Highsmith took the train the next day for Cranberry Corners. He remained in that forsaken and inanimate village three days. He found the Boggs family and corkscrewed their history unto the third and fourth generation. He amassed the facts and the local color of Cranberry Corners. The village had not grown as rapidly as had Miss Carrington. The actor estimated that it had suffered as few actual changes since the departure of its solitary follower of Thespis as had a stage upon which “four years is supposed to have elapsed.” He absorbed Cranberry Corners and returned to the city of chameleon changes.

It was in the rathskeller that Highsmith made the hit of his histrionic career. There is no need to name the place; there is but one rathskeller where you could hope to find Miss Posie Carrington after a performance of “The King’s Bath-Robe.”

There was a jolly small party at one of the tables that drew many eyes. Miss Carrington, petite, marvellous, bubbling, electric, fame-drunken, shall be named first. Herr Goldstein follows, sonorous, curly-haired, heavy, a trifle anxious, as some bear that had caught, somehow, a butterfly in his claws. Next, a man condemned to a newspaper, sad, courted, armed, analyzing for press agent’s dross every sentence that was poured over him, eating his a la Newburg in the silence of greatness. To conclude, a youth with parted hair, a name that is ochre to red journals and gold on the back of a supper check.
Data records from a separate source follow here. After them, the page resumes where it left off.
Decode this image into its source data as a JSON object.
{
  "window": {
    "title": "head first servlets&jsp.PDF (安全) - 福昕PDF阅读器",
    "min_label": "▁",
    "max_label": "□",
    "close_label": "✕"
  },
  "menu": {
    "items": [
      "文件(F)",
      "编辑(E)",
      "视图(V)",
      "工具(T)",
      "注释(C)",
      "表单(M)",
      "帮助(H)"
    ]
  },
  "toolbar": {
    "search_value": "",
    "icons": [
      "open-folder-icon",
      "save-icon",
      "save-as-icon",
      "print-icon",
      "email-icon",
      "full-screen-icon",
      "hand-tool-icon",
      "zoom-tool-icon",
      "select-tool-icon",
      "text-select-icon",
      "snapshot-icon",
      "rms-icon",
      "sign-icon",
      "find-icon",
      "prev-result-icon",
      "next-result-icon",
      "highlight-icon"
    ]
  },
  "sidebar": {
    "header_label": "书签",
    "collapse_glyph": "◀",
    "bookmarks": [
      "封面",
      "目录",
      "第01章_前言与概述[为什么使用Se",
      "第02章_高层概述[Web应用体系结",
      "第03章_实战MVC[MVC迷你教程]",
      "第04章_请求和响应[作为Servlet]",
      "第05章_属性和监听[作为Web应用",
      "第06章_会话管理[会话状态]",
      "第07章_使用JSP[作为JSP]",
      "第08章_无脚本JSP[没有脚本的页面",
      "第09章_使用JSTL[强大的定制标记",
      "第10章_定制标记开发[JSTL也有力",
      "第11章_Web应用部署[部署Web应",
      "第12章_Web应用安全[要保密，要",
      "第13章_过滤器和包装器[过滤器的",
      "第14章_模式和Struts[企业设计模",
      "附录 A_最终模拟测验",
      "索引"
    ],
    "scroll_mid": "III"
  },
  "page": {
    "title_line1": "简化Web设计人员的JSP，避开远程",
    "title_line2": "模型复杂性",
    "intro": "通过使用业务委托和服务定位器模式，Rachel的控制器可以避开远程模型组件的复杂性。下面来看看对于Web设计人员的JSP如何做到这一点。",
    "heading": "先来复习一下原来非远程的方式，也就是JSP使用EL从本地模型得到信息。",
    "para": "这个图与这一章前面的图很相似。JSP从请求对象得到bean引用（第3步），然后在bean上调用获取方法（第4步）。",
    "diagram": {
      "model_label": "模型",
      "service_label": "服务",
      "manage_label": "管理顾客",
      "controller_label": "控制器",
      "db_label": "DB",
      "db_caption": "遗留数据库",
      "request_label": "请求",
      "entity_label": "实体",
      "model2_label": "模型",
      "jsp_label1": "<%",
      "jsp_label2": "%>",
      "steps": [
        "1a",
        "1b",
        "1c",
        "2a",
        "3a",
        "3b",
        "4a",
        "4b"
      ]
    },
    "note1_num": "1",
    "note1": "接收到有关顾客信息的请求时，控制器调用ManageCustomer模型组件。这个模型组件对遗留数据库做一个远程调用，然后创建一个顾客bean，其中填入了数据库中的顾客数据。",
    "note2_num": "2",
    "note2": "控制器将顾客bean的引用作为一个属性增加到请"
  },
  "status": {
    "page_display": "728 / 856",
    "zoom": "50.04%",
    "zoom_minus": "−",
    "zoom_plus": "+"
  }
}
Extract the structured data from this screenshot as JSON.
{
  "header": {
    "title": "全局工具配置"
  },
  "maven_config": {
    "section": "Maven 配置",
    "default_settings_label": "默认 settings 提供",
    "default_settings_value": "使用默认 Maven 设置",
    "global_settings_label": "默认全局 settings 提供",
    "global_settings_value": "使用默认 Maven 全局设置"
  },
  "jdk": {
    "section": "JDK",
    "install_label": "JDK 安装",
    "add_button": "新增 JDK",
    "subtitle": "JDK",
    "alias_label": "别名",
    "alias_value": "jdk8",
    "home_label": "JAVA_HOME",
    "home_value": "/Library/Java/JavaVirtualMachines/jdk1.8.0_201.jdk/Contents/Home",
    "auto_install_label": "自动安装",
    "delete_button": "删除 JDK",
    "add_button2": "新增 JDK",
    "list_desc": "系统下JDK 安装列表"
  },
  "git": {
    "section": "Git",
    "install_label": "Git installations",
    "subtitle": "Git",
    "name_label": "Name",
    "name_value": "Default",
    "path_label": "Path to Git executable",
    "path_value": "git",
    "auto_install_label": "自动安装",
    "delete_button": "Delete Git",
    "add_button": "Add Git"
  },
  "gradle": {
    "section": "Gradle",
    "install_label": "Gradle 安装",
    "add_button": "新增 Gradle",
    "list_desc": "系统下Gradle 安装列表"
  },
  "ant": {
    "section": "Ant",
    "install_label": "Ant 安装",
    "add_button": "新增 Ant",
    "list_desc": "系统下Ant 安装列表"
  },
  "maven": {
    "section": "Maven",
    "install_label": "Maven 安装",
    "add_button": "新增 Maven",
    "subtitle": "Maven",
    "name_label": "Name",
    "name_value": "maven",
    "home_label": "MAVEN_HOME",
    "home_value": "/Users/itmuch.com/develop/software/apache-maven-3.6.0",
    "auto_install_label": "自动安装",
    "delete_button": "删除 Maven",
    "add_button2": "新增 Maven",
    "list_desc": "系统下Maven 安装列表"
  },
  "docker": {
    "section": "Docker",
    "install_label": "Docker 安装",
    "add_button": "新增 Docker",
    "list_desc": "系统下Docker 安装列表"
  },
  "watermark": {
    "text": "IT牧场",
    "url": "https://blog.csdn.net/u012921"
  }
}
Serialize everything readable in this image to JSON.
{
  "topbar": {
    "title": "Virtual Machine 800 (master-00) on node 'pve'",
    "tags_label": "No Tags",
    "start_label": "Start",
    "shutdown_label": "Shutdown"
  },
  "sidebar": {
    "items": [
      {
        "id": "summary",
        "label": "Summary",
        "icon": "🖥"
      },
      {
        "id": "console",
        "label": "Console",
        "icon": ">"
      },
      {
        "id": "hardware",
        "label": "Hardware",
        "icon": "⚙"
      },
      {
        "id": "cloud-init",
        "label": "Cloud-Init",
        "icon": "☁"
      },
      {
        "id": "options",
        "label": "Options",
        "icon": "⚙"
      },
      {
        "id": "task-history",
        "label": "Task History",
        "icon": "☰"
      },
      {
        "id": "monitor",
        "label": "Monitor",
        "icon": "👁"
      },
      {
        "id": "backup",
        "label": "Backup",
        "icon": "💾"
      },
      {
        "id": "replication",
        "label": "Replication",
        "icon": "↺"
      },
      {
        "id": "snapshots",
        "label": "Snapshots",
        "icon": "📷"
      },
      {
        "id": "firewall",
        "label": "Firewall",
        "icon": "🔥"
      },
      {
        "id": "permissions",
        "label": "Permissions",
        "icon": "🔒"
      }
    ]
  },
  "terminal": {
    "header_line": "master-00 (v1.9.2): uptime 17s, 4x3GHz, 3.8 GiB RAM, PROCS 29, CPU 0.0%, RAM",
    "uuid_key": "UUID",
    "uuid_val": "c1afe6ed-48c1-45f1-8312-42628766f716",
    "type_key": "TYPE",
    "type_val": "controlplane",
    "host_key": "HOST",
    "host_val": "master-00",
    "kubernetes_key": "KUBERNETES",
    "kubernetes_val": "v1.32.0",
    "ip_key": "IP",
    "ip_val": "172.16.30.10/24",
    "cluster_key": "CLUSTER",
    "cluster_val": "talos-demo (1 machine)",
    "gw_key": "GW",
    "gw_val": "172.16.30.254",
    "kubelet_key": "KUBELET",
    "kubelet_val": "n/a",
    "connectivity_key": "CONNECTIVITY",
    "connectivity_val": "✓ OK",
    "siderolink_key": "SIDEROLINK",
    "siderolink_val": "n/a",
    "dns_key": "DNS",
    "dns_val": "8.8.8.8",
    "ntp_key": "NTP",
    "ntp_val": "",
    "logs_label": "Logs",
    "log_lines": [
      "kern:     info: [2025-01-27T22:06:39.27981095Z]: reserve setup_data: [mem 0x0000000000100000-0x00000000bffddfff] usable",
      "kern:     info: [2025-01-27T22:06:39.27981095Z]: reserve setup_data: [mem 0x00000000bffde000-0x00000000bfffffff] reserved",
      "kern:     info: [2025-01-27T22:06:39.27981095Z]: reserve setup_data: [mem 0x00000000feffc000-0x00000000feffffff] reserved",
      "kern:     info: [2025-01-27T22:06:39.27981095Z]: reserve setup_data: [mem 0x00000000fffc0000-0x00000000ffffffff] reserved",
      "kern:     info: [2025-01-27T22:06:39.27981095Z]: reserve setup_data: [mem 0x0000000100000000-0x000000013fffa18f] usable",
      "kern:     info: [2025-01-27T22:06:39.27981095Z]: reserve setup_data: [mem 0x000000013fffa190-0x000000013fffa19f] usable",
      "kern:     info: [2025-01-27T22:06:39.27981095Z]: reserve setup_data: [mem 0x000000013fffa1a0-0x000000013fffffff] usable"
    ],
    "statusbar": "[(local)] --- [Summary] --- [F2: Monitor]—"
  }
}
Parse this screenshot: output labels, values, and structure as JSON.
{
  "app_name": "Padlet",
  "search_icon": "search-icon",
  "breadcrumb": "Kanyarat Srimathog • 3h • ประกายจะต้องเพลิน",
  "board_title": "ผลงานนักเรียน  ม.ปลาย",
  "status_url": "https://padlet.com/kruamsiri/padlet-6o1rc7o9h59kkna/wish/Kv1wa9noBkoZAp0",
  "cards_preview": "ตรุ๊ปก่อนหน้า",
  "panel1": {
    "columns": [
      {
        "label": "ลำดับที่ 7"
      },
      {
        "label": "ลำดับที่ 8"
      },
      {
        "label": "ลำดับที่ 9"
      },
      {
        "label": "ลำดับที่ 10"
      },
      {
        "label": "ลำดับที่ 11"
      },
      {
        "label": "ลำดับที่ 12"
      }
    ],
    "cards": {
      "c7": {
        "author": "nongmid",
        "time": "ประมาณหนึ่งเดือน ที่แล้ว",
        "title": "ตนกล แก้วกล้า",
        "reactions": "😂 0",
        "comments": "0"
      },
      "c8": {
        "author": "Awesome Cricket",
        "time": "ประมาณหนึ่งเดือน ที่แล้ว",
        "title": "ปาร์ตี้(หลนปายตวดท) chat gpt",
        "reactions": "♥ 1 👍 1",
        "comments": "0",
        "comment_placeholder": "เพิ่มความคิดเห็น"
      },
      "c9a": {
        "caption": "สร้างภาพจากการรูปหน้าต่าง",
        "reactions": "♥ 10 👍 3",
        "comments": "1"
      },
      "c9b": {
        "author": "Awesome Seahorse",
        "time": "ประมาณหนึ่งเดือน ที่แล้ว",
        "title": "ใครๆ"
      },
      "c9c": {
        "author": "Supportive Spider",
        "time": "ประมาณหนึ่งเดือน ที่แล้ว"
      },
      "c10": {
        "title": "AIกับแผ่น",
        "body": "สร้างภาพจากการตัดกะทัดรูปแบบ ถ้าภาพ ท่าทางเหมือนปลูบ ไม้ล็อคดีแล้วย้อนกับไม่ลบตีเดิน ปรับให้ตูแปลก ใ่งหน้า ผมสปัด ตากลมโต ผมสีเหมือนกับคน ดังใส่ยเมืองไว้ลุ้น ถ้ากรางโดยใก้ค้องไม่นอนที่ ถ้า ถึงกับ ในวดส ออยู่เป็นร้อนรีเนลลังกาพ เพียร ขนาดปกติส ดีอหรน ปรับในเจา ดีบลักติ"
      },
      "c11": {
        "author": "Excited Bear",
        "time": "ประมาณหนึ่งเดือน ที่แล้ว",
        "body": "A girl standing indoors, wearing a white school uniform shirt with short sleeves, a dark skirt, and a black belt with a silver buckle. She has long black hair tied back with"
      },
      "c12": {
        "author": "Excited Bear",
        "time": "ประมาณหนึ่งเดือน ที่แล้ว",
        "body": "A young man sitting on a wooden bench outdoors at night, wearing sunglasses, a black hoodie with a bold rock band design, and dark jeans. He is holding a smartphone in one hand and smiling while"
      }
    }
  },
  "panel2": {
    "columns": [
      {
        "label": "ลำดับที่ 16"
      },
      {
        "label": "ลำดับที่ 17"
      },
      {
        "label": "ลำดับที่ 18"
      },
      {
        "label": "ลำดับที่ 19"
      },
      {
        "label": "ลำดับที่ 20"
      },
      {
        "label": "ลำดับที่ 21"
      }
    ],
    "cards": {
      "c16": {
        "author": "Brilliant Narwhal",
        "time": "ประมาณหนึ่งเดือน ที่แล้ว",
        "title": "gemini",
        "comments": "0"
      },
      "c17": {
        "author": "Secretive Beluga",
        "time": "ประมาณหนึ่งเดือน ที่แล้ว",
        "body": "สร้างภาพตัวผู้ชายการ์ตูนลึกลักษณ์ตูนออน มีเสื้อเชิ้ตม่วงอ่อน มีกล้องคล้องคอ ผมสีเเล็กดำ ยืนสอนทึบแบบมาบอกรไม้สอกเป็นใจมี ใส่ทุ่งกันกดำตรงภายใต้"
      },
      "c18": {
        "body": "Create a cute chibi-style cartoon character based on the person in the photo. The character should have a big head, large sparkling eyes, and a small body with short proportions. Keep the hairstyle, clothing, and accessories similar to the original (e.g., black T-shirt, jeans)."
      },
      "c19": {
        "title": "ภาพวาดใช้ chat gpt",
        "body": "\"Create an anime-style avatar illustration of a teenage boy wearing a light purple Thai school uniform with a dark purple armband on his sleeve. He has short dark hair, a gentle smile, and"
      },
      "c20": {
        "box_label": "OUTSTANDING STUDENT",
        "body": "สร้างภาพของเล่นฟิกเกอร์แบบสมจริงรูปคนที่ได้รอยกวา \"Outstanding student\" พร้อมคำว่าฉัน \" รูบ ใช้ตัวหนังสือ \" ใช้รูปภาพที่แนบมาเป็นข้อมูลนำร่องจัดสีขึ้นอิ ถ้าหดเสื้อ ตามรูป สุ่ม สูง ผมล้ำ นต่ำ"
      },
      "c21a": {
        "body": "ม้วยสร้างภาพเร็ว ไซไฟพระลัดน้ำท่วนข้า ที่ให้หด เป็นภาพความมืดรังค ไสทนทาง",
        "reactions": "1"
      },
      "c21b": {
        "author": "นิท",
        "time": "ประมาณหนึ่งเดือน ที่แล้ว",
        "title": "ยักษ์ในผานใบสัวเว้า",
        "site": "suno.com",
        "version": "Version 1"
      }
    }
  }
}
These sat at a table while the musicians played, while waiters moved in the mazy performance of their duties with their backs toward all who desired their service, and all was bizarre and merry because it was nine feet below the level of the sidewalk.